In the Massachusetts suburbs, we didn't acknowledge differing styles from Rhode Island or Maine. To us, clam chowder was always a cream-based wonder, briny with clam liquor, smoky with bacon, and containing, ideally, a high ratio of fresh clams to potato chunks.
We love the site Pantry Confidential, where Hana and Christine go behind the scenes to document the kitchens, cabinets, and cooking styles of food industry professionals (and their amateur counterparts).
Hot dogs, whether tucked in a bun at the ballpark or served on a stick at the state fair, are a great American summertime tradition. Fierce regional loyalties still shape the hot dog business: Many of the dogs produced in this country are made by local, often family-owned businesses, and flavors and styles vary widely from place to place. From North Carolina's peppery red skinless franks to Oregon's salami-like beef-and-pork dogs, from garlicky weiners made in Pennsylvania from a 1939 recipe to Coney Island's famously snappy franks, we love them all.

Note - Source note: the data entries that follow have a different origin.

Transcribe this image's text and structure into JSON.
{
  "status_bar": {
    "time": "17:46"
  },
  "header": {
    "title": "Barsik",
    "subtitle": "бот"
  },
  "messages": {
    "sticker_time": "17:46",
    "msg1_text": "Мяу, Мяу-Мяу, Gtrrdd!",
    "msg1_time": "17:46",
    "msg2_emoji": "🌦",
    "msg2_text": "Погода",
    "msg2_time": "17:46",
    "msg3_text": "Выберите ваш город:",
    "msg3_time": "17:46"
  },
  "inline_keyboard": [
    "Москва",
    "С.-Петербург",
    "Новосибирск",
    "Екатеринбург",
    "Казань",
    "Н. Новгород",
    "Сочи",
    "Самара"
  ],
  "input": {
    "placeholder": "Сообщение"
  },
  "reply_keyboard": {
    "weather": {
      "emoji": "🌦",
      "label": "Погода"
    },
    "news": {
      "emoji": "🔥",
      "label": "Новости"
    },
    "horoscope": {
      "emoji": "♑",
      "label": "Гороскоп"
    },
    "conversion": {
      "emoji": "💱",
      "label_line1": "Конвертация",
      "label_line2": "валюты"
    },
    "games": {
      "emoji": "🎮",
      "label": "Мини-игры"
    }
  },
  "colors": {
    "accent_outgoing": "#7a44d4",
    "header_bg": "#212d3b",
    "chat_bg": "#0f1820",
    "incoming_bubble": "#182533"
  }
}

Sometimes we crave lean burgers; other times, we want the handheld equivalent of a dry-aged steak. The cuts and styles of beef featured here are available in most markets and can be used on their own or blended together. Buy ground meat, or ask your butcher to grind it for you; many supermarket meat counters are equipped for the task. See our Guide to Building the Perfect Burger »